The decision of the Supreme Court of NSW in Theoctistou v Theoctistou  NSWSC 1487 is a reminder of the principles which the Court applies in determining whether to make an additional provision for an adult child out of a deceased estate.
Anthony, the deceased’ son, who was 59 years old when his father passed away, was left $50,000 out of his father’s estate. The estate was valued, for probate purposes at $919,532.
Anthony had 3 brothers who also received $50,000 each. The remainder of the estate was left to Anthony’s stepmother (and the deceased’s wife of 52 years).
The Court decided that in addition to the $50,000 which Anthony received out of the estate, Anthony should receive an additional $250,000 – which was to be taken from the stepmother’s share of the estate.
The factors for such decision include:
1. Anthony had large debts of just over $400,000 in total;

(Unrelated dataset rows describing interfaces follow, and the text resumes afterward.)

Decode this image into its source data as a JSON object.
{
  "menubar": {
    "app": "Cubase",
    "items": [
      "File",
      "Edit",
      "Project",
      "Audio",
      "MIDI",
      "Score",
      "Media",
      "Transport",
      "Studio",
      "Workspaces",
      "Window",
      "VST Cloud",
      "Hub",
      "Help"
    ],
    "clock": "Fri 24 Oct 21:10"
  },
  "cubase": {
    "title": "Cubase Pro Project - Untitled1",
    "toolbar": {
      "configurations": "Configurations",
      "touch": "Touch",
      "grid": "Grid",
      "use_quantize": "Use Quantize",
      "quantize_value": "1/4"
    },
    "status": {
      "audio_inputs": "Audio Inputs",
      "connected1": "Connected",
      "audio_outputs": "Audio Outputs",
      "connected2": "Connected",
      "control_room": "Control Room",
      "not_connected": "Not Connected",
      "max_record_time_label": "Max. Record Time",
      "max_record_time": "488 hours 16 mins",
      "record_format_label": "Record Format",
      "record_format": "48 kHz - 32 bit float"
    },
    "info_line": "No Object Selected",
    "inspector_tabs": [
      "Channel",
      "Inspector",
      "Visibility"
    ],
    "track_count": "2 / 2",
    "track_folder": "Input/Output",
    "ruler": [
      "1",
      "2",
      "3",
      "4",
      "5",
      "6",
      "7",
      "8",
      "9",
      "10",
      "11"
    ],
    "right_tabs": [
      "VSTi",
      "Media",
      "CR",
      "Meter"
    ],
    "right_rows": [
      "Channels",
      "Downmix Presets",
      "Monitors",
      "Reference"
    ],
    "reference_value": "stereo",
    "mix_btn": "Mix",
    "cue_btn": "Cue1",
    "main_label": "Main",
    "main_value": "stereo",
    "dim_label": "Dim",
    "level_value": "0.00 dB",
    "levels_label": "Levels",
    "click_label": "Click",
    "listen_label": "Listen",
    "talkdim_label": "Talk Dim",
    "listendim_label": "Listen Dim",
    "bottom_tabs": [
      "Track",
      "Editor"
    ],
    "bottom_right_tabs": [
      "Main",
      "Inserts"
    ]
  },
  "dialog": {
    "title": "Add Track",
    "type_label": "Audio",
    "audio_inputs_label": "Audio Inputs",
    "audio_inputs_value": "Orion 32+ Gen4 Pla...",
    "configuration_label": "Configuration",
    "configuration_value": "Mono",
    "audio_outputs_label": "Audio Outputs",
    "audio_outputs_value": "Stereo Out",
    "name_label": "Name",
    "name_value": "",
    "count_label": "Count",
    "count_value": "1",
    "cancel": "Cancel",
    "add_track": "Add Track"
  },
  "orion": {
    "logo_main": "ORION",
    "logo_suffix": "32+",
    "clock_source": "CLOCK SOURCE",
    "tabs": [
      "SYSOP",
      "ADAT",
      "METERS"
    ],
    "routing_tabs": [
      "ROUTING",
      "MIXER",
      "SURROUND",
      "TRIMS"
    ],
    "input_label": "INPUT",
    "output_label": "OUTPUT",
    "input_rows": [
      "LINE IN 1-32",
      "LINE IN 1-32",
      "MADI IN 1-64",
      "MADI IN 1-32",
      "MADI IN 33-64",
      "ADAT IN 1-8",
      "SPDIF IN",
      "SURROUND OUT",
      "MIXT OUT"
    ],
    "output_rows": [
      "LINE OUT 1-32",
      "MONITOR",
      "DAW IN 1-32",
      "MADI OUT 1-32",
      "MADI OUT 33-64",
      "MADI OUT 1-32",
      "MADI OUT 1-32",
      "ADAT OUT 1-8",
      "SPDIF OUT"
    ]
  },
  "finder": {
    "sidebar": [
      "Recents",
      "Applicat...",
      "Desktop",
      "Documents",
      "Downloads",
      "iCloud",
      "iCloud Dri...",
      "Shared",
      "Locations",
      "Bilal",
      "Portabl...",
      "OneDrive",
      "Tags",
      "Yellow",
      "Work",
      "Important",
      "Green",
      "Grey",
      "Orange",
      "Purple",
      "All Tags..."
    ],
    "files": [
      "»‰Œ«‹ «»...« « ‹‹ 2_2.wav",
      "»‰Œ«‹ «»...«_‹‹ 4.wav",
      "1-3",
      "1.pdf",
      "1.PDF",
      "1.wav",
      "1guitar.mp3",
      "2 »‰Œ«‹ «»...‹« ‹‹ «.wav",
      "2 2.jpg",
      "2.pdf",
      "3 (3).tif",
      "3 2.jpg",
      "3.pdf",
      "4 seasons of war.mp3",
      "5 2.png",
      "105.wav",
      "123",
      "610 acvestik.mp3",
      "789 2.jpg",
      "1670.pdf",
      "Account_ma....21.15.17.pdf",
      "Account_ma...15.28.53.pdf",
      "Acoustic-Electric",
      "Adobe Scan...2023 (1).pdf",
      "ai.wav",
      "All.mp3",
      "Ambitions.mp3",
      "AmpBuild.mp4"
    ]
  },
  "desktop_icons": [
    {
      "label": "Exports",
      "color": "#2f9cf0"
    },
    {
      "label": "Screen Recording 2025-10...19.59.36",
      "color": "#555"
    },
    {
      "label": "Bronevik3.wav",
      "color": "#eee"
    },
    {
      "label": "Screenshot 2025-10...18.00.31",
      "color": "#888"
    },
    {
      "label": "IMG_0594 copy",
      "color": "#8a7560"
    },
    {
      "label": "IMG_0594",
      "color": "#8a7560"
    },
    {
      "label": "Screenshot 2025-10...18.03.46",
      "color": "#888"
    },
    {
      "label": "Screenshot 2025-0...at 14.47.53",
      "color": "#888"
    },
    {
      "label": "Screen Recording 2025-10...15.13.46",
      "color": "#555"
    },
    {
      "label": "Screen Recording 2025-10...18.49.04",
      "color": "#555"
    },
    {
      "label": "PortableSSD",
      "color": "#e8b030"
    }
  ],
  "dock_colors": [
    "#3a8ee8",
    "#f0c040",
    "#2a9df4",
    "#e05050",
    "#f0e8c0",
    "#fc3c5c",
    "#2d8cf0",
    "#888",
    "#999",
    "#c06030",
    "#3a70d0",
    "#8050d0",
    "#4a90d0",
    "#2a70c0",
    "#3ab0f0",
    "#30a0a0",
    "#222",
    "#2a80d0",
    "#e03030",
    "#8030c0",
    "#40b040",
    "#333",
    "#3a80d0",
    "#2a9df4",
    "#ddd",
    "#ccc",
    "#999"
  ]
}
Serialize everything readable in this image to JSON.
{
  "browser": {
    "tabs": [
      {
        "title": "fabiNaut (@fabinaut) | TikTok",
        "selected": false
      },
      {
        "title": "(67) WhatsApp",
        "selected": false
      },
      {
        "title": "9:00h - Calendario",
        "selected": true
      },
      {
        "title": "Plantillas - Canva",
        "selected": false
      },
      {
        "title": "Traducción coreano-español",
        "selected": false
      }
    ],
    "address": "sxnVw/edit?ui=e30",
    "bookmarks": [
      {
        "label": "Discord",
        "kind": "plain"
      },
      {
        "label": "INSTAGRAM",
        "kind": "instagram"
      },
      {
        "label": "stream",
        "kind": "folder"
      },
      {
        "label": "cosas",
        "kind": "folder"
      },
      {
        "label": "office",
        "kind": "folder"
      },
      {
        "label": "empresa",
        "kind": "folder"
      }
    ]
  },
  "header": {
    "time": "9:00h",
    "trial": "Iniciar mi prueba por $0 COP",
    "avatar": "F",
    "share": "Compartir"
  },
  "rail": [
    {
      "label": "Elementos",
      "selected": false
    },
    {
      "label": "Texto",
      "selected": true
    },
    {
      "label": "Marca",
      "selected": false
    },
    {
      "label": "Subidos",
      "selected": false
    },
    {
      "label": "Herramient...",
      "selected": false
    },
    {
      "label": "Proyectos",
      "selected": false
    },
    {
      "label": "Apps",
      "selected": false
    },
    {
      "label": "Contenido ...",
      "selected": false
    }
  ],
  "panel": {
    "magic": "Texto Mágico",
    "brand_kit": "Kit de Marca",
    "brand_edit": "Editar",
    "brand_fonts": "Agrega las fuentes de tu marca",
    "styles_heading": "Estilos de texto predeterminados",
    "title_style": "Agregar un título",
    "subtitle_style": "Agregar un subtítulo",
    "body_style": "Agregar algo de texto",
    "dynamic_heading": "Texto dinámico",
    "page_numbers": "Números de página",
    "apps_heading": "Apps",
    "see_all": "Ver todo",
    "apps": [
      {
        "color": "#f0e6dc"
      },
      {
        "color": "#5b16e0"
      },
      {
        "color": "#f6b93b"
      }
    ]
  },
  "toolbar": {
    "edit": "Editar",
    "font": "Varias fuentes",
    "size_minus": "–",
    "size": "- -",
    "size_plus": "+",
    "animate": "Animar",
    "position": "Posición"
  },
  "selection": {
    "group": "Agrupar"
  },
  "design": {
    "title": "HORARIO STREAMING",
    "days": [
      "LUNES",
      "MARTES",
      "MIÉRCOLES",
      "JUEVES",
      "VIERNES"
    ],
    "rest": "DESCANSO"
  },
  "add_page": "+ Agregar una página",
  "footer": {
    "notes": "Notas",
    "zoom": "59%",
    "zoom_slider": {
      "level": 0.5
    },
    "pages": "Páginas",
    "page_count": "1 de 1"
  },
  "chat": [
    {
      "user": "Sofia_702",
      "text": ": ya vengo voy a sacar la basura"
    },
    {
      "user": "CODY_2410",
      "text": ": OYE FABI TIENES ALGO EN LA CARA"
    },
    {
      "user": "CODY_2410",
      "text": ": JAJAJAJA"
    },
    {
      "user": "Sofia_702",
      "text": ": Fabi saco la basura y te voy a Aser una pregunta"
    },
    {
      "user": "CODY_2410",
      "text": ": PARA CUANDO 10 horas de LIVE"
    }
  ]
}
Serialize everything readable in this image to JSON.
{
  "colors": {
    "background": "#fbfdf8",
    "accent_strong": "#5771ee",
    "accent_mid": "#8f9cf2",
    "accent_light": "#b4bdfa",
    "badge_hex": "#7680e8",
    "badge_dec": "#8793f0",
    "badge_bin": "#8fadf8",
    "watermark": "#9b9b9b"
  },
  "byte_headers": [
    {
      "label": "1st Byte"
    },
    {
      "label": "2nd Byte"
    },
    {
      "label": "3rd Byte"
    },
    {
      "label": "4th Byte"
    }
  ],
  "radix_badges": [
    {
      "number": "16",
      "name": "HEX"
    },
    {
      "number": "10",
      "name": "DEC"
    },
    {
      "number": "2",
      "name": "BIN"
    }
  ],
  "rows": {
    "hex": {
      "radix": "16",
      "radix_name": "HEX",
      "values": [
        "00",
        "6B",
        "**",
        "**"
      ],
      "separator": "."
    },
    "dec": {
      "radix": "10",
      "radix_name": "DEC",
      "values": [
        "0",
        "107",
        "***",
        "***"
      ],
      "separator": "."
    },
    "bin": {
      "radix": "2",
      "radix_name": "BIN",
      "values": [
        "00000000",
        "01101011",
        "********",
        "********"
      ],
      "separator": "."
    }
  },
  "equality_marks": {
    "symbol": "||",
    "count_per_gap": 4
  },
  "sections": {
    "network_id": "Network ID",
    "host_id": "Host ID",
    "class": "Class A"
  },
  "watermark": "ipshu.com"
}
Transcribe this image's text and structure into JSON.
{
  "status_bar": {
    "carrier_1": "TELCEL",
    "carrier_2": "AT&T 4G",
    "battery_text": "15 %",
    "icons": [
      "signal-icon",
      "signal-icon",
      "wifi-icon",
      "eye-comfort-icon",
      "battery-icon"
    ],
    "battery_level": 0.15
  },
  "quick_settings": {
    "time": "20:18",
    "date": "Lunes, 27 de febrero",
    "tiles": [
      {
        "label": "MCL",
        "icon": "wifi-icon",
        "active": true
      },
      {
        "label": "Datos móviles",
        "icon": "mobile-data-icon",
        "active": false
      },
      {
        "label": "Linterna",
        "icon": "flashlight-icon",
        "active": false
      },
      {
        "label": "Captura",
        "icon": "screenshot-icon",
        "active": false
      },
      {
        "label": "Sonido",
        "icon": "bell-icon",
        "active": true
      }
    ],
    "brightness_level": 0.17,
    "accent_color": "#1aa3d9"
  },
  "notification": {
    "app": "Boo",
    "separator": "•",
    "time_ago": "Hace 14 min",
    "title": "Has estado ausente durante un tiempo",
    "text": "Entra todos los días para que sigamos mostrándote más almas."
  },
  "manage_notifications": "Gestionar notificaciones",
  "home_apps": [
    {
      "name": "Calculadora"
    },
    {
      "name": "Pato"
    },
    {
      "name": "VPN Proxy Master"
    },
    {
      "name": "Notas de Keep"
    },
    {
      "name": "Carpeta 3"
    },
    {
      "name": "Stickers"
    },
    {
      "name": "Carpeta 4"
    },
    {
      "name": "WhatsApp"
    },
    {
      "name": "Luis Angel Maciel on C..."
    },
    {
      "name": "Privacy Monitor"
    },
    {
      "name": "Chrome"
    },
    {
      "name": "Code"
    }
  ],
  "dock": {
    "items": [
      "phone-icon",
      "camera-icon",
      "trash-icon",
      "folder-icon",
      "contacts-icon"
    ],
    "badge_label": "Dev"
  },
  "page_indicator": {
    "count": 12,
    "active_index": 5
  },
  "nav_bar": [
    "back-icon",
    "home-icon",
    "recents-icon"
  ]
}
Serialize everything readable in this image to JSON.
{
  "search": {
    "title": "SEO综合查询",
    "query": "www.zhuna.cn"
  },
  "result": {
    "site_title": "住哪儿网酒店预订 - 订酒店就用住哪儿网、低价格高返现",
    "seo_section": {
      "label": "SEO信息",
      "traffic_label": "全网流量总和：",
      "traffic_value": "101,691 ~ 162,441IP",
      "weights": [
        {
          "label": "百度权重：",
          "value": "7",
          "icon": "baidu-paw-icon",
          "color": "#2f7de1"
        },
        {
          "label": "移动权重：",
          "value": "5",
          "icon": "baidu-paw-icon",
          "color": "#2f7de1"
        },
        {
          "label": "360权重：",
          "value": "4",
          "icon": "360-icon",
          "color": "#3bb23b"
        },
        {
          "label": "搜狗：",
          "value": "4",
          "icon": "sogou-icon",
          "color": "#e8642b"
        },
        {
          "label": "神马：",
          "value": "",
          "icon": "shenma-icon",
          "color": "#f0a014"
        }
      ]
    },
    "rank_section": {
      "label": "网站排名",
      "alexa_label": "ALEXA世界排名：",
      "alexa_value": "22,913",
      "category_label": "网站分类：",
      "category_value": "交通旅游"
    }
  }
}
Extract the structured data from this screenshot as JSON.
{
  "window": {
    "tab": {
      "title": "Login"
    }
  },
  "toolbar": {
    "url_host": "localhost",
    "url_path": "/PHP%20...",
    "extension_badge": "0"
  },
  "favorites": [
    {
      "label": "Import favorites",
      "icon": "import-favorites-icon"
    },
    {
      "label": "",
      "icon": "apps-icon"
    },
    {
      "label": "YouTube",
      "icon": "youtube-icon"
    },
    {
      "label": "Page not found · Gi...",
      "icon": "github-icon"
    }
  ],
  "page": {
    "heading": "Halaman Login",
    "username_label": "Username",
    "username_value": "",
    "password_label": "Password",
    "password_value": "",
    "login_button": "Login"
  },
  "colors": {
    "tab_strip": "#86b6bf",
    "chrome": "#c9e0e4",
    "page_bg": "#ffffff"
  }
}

2. At the time of the hearing, Anthony worked as a part-time cleaner but, due mainly to a stroke he suffered in 2006, Anthony was unable to work full time;
3. There was a “close and loving relationship” between Anthony and his father;
4. The stepmother was “in a much stronger financial position” than Anthony; and
5. The stepmother had no debts of any significance.
In granting Anthony an additional legacy of $250,000, the Court also ordered that Anthony’s legal costs be paid out of the stepmother’s share of the estate.
The Court’s decision provides a useful summary of the principles which are applied in accessing a claim to be paid out of the stepmother’s share of the estate.